:: The data

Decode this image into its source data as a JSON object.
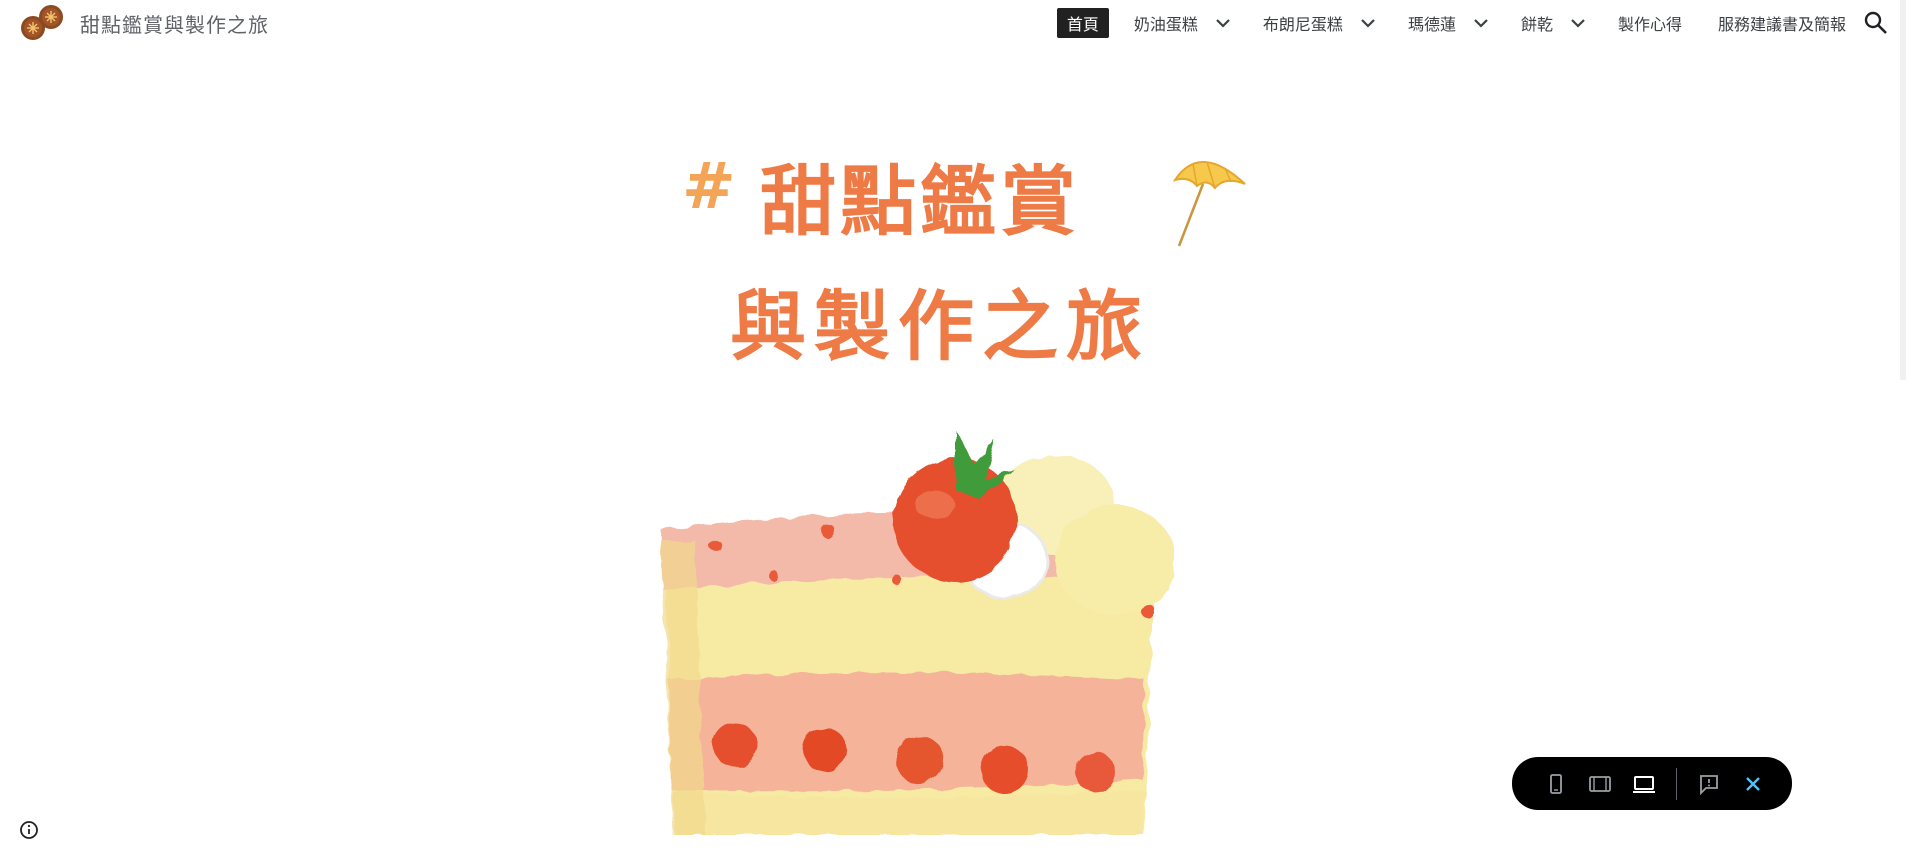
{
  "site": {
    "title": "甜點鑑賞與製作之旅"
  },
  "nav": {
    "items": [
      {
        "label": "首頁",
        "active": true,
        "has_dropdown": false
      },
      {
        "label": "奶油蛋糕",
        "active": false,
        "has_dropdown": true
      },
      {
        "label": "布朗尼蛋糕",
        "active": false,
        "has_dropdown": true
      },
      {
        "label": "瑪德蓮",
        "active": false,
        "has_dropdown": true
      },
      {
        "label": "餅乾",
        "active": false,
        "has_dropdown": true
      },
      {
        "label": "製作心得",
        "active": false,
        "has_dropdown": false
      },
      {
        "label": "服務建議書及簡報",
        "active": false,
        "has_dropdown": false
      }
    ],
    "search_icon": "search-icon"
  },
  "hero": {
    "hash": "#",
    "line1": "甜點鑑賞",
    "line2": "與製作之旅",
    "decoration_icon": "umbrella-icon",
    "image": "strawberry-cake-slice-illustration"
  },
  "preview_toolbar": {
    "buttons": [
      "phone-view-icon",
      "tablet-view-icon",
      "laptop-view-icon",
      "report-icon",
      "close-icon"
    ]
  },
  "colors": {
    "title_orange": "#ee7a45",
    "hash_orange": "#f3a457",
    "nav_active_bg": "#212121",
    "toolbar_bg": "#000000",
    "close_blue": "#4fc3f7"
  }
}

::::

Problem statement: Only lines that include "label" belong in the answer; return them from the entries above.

Worked solution:
        "label": "首頁",
        "label": "奶油蛋糕",
        "label": "布朗尼蛋糕",
        "label": "瑪德蓮",
        "label": "餅乾",
        "label": "製作心得",
        "label": "服務建議書及簡報",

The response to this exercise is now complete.